You can also validate demand by conducting keyword and competitor research, tracking sales activity, inventory, Best Seller Ranking, and pricing over a period of time. Tracking a product’s performance for a few weeks.
Check For Shippability
When analyzing your product search results, use the following list to assess whether the product may have issues shipping:
- Avoid clothing brands and licensed products.
- You don’t want anything fragile that can easily break, including anything that is glass or electronics.
- Look for small, lightweight products that will make for easy shipping and won’t be too expensive to import.
- Research any potential issues with IP or import.
- Many seemingly innocuous products, like some camping gear, cosmetics, perfumes, and frozen foods are actually restricted on planes or ships. Use this Hazardous Materials table as a first step to check out whether this might affect your product.
Are you are planning on shipping hazardous materials? Here’s what you’ll need to do:
Work with your supplier to identify and classify your dangerous goods.
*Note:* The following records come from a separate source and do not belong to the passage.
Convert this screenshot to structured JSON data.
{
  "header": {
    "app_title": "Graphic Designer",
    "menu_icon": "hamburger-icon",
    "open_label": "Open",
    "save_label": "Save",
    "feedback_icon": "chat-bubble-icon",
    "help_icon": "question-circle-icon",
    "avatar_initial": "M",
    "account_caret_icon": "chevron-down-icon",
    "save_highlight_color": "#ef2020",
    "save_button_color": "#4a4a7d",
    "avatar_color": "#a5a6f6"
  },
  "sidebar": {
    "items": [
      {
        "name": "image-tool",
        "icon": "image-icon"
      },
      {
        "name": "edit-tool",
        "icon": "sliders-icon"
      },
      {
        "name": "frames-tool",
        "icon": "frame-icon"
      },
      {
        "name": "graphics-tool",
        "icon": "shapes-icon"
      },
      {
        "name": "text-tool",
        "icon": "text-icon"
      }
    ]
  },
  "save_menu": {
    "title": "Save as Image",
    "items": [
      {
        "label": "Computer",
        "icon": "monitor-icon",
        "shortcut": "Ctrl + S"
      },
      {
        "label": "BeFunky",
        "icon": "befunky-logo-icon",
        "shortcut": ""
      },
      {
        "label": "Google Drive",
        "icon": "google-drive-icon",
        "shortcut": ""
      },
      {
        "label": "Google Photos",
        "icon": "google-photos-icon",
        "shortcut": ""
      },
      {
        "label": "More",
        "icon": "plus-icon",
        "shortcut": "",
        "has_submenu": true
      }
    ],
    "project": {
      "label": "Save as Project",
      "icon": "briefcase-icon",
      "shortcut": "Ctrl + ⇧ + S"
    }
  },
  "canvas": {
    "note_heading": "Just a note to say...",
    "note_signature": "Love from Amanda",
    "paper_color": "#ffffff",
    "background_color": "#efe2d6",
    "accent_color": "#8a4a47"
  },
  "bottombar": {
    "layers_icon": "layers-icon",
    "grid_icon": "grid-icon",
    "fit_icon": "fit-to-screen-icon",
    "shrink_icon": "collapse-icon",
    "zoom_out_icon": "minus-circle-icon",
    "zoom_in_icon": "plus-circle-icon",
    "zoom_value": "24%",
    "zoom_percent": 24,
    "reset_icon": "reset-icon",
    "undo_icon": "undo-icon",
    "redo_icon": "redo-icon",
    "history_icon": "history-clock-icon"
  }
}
Determine with your freight forwarder which transportation methods will accept your goods, which hazmat regulations apply, and complete any application or qualification process required.
Work with your supplier to package your goods properly. There are three degrees of protection with dangerous goods during transport:Group I. Greatest danger, most protective packaging required,
Group II. Medium danger,
Group III. Least danger, least protective packaging required.
Get your supplier to provide a Material Data Safety Sheet (MSDS), provide a detailed description of the goods on all other relevant shipping documents, like the freight quote, commercial invoice, bill of lading, and shipment packing list.
Work with your supplier to mark and label everything properly, including, if required, a placard with designated classification, and the four-digit UN number (more on this in the Safety Standards & Labeling guide).
Contributed by Greg Mercer, JungleScout